- What you have to do
The result should be an exact copy of the entries that follow, with no pictures included.
***
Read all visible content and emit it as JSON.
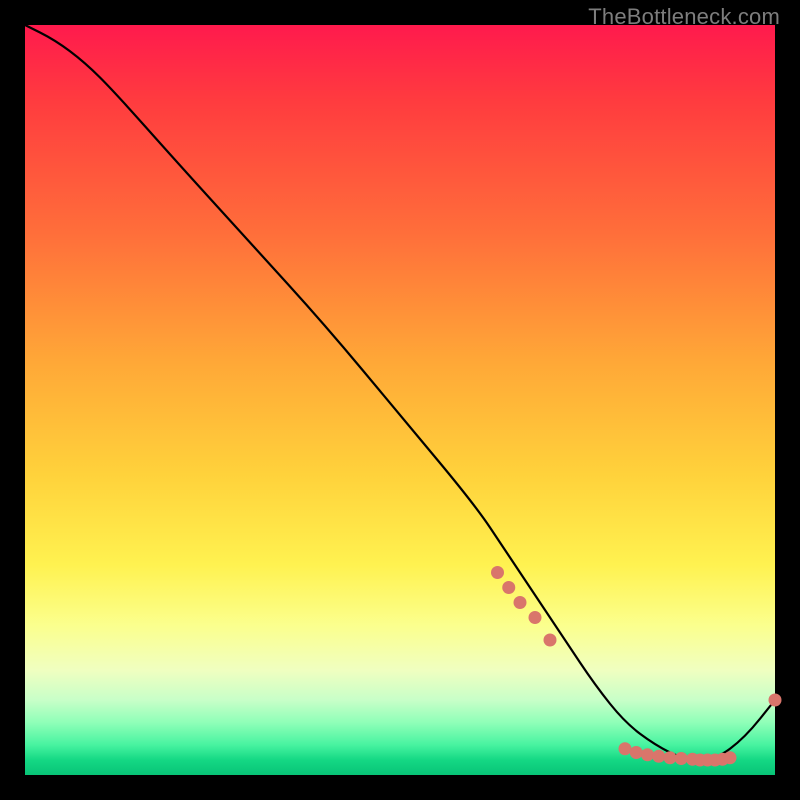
{
  "watermark": "TheBottleneck.com",
  "chart_data": {
    "type": "line",
    "title": "",
    "xlabel": "",
    "ylabel": "",
    "xlim": [
      0,
      100
    ],
    "ylim": [
      0,
      100
    ],
    "grid": false,
    "legend": false,
    "series": [
      {
        "name": "curve",
        "x": [
          0,
          4,
          8,
          12,
          20,
          30,
          40,
          50,
          60,
          64,
          68,
          72,
          76,
          80,
          84,
          88,
          92,
          96,
          100
        ],
        "y": [
          100,
          98,
          95,
          91,
          82,
          71,
          60,
          48,
          36,
          30,
          24,
          18,
          12,
          7,
          4,
          2,
          2,
          5,
          10
        ]
      }
    ],
    "markers": {
      "name": "points",
      "x": [
        63,
        64.5,
        66,
        68,
        70,
        80,
        81.5,
        83,
        84.5,
        86,
        87.5,
        89,
        90,
        91,
        92,
        93,
        94,
        100
      ],
      "y": [
        27,
        25,
        23,
        21,
        18,
        3.5,
        3,
        2.7,
        2.5,
        2.3,
        2.2,
        2.1,
        2.0,
        2.0,
        2.0,
        2.1,
        2.3,
        10
      ]
    }
  }
}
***
- Solution
Read all visible content and emit it as JSON.
{
  "watermark": "TheBottleneck.com",
  "chart_data": {
    "type": "line",
    "title": "",
    "xlabel": "",
    "ylabel": "",
    "xlim": [
      0,
      100
    ],
    "ylim": [
      0,
      100
    ],
    "grid": false,
    "legend": false,
    "series": [
      {
        "name": "curve",
        "x": [
          0,
          4,
          8,
          12,
          20,
          30,
          40,
          50,
          60,
          64,
          68,
          72,
          76,
          80,
          84,
          88,
          92,
          96,
          100
        ],
        "y": [
          100,
          98,
          95,
          91,
          82,
          71,
          60,
          48,
          36,
          30,
          24,
          18,
          12,
          7,
          4,
          2,
          2,
          5,
          10
        ]
      }
    ],
    "markers": {
      "name": "points",
      "x": [
        63,
        64.5,
        66,
        68,
        70,
        80,
        81.5,
        83,
        84.5,
        86,
        87.5,
        89,
        90,
        91,
        92,
        93,
        94,
        100
      ],
      "y": [
        27,
        25,
        23,
        21,
        18,
        3.5,
        3,
        2.7,
        2.5,
        2.3,
        2.2,
        2.1,
        2.0,
        2.0,
        2.0,
        2.1,
        2.3,
        10
      ]
    }
  }
}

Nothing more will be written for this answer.